A quick rundown… Axie Muldoon is an orphan, midwife and mother who knows what each echelon of New York society is like. She tries to improve things, but ends up being chased for her efforts.
Strengths: Brilliant language, story, setting and characters that had me engrossed.
Weaknesses: Can’t think of any!
Why I read it: Received from Bloomsbury Sydney – thank you!
Pages: 438 (ARC)
Setting: New York City (predominantly)
Rating: 9.5 out of 10
In my reading life, there aren’t too many books that I start the minute I lay my hands on them. Usually, I’m reading two (or three or four) books at the same time, so everything takes its place in the queue. However, as soon as I opened My Notorious Life by Madame X, I was hooked. Somewhere around Chapter Two I thought I should move out of the hallway and sit down; many hours later, I was still reading. A few late nights later when I read the final page, I really wanted to read it again.
We’ve had some fine books released in 2013, but this is going to be one of the best in my opinion! My Notorious Life sums up just what it is like to be a woman in New York in the late 1800s. Axie Muldoon is born into a life of poverty where life consists of searching for food scraps. One day, she and her sibling follow a gentleman for food – and end up on an orphan train heading out west. There, Axie is separated from her sister Dutchie and baby brother Joe. Axie eventually returns to the city, where she becomes apprentice to a midwife, who is also skilled in ‘preventative measures’. It is here that Axie learns her trade that will eventually give her the name Madame X and notoriety across America. With fellow orphan Charlie G. (‘Great’) Jones, she sets to make her fortune and women’s lives a whole lot easier. Her life is still tainted by those early experiences and she continues a long search to find her siblings.
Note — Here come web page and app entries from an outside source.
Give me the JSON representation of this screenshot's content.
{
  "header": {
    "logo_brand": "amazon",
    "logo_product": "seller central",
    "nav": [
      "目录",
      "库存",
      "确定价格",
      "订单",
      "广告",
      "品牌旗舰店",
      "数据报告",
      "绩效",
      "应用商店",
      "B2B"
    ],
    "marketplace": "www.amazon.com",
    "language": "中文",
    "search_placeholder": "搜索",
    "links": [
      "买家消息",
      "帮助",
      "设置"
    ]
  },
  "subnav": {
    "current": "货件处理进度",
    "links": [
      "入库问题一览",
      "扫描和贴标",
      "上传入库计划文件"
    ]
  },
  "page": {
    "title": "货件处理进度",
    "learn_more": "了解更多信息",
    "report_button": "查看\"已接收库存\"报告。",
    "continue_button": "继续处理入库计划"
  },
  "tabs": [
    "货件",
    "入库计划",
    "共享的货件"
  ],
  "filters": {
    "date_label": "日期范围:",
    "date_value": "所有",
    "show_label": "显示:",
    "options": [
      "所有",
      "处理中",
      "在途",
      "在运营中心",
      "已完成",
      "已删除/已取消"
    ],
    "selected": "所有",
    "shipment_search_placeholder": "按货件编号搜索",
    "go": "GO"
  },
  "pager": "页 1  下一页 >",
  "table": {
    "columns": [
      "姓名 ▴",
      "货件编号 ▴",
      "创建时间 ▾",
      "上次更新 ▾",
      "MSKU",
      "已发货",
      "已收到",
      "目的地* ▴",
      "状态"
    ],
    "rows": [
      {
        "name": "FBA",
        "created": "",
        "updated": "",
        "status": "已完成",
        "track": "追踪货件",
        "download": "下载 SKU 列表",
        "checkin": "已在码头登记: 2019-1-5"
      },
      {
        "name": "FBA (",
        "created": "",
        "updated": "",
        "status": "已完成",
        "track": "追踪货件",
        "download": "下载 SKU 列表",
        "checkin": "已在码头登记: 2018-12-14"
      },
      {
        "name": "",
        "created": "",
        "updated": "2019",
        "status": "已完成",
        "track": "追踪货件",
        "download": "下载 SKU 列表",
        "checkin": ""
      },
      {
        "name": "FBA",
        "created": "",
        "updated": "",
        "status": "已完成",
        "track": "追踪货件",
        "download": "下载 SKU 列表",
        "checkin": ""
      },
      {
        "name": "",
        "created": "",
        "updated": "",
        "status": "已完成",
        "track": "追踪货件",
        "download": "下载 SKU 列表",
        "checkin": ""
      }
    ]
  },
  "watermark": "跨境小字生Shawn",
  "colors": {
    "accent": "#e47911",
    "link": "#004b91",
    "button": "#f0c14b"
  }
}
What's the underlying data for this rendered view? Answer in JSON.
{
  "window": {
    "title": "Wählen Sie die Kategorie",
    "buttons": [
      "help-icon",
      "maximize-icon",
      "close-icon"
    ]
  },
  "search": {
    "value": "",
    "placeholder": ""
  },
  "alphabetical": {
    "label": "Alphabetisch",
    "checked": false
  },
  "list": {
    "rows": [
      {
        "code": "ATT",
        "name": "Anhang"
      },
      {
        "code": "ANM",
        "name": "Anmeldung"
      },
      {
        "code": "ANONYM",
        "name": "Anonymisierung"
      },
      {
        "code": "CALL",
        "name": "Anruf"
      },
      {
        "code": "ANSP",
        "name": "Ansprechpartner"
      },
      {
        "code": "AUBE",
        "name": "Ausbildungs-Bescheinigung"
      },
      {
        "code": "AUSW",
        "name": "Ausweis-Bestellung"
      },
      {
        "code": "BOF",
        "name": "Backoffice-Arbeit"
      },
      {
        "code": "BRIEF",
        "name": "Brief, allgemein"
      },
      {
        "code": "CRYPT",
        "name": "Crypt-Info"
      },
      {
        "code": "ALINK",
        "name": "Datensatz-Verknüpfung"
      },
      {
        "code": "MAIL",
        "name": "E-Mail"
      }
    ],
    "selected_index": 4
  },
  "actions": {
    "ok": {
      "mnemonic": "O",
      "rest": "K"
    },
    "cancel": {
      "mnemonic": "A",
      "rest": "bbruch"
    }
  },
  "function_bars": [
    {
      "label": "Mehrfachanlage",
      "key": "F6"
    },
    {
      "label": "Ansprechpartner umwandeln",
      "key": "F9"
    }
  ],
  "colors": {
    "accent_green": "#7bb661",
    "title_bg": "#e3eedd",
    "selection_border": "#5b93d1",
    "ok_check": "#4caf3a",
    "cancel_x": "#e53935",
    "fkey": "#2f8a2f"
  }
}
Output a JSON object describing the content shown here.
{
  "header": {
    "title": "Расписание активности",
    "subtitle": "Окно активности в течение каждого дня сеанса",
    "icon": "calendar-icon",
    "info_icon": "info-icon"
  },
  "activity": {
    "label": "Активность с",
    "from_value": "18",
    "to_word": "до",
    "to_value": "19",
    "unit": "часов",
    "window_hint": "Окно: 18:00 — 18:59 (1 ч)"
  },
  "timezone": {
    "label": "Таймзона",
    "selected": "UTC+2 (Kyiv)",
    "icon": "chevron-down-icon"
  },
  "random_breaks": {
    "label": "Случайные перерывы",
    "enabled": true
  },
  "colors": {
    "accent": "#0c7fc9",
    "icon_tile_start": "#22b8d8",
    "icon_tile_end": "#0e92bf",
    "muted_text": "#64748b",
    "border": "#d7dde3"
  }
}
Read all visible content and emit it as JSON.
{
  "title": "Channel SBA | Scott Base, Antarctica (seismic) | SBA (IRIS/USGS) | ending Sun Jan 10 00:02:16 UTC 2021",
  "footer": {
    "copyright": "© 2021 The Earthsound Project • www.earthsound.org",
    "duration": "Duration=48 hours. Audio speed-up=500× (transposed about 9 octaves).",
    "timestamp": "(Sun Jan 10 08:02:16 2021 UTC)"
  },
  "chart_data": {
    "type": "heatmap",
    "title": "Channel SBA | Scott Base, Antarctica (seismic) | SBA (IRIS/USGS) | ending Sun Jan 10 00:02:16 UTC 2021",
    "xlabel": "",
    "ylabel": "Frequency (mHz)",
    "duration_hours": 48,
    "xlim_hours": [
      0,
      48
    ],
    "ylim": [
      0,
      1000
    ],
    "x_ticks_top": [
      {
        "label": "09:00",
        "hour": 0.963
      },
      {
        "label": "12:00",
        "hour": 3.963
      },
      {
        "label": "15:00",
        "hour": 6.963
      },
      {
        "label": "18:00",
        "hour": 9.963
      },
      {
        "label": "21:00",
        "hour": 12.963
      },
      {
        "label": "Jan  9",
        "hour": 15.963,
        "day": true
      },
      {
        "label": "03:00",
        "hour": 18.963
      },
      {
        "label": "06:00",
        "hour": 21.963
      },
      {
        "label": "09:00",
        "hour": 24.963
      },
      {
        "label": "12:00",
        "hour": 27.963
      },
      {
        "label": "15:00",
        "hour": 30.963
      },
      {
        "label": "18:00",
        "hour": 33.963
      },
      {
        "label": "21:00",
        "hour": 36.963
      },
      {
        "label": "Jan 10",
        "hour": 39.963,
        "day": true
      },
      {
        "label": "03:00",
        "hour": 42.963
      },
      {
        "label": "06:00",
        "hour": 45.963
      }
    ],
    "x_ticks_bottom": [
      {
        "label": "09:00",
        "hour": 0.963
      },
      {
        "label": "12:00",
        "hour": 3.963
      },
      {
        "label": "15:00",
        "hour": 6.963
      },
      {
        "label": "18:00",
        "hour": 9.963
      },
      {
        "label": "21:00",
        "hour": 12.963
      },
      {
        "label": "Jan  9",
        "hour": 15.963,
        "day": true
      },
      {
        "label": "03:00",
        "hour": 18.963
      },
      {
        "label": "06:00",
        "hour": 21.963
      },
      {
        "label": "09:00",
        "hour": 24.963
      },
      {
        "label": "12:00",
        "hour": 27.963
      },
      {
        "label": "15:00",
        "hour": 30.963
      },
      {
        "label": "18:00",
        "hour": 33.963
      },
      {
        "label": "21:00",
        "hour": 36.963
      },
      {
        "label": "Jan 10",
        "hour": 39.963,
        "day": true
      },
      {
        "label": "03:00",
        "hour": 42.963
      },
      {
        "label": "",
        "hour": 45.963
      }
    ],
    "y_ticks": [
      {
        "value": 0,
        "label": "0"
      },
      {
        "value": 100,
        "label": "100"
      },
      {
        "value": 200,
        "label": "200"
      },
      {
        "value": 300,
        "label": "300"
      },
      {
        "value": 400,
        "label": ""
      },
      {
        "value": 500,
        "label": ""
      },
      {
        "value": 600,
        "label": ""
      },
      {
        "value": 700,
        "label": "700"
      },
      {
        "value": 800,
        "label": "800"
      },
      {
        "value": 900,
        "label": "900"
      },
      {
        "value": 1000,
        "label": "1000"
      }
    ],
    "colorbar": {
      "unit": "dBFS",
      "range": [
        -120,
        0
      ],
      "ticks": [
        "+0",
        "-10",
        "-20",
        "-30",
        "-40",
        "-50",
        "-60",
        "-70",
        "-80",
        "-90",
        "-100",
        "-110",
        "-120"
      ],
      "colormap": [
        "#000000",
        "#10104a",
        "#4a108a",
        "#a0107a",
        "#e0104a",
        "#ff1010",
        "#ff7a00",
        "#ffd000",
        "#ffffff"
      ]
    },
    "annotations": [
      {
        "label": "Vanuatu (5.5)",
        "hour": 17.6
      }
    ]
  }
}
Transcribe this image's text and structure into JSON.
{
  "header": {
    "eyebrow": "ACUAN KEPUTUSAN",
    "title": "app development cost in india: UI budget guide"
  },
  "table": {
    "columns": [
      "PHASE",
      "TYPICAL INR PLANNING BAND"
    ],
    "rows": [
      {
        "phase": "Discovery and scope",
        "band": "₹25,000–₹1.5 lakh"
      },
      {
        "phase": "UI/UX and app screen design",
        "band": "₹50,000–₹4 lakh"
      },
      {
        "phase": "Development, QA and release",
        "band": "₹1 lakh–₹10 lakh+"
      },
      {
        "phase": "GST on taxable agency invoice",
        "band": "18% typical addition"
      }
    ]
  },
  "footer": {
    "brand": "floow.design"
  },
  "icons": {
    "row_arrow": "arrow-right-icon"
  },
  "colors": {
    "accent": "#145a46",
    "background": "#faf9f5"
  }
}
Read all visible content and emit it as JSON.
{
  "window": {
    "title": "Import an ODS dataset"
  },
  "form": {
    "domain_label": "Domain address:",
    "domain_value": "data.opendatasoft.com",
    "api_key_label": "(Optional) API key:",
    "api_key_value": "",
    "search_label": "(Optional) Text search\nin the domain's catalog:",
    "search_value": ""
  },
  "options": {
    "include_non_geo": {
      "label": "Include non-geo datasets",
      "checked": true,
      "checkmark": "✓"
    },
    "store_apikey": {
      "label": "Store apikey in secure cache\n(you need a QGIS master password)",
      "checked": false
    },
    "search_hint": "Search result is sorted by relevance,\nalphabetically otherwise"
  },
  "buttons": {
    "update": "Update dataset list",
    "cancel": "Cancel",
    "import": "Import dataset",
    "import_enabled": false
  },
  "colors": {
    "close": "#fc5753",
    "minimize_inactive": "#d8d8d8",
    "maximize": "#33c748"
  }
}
One of the major strengths of this novel is how Kate Manning illustrates the plight of women, so different from today. Women beg Axie for tablets to ‘stop a blockage’ (i.e. cause a miscarriage) in addition to abortion. There were no reliable contraceptive devices, nor could women refuse sex – they just had to go on having babies until it killed them. Whatever your stance on abortion, the pain and suffering of the women is difficult to bear, even on the printed page. Axie’s sympathy for the women and her belief that she is truly doing the right thing have you cheering her on. Axie’s illegal activities also help to illustrate just how restricted freedom was for women in these times – it was unusual for a woman to have a business, and most of the external dealings are done by her husband.
Manning also creates an atmosphere through language that has you hearing the rumbling of carriage wheels and children playing on the street. The story is told by Axie, using the language she knows – from rough words and poor grammar as a child to developing into more refined speech as she rises in society. Initially, it was a little difficult to understand Axie, but give yourself a couple of pages and you’ll be entrenched in her world.
In addition to women’s (lack of) rights, there is an excellent subplot where people try to plot Axie’s downfall – it becomes a game of cat and mouse that you’re never quite sure where it will turn to next. The ending is truly masterful and satisfying. (I really don’t want to give away very much – just please read the book and be swept up in a New York where poverty meets extreme wealth, greed meets hunger and a quiet revolution is happening…)
I loved this book – the history is beautifully detailed and the characters flawed but engaging. It really is the perfect novel for all historical fiction fans.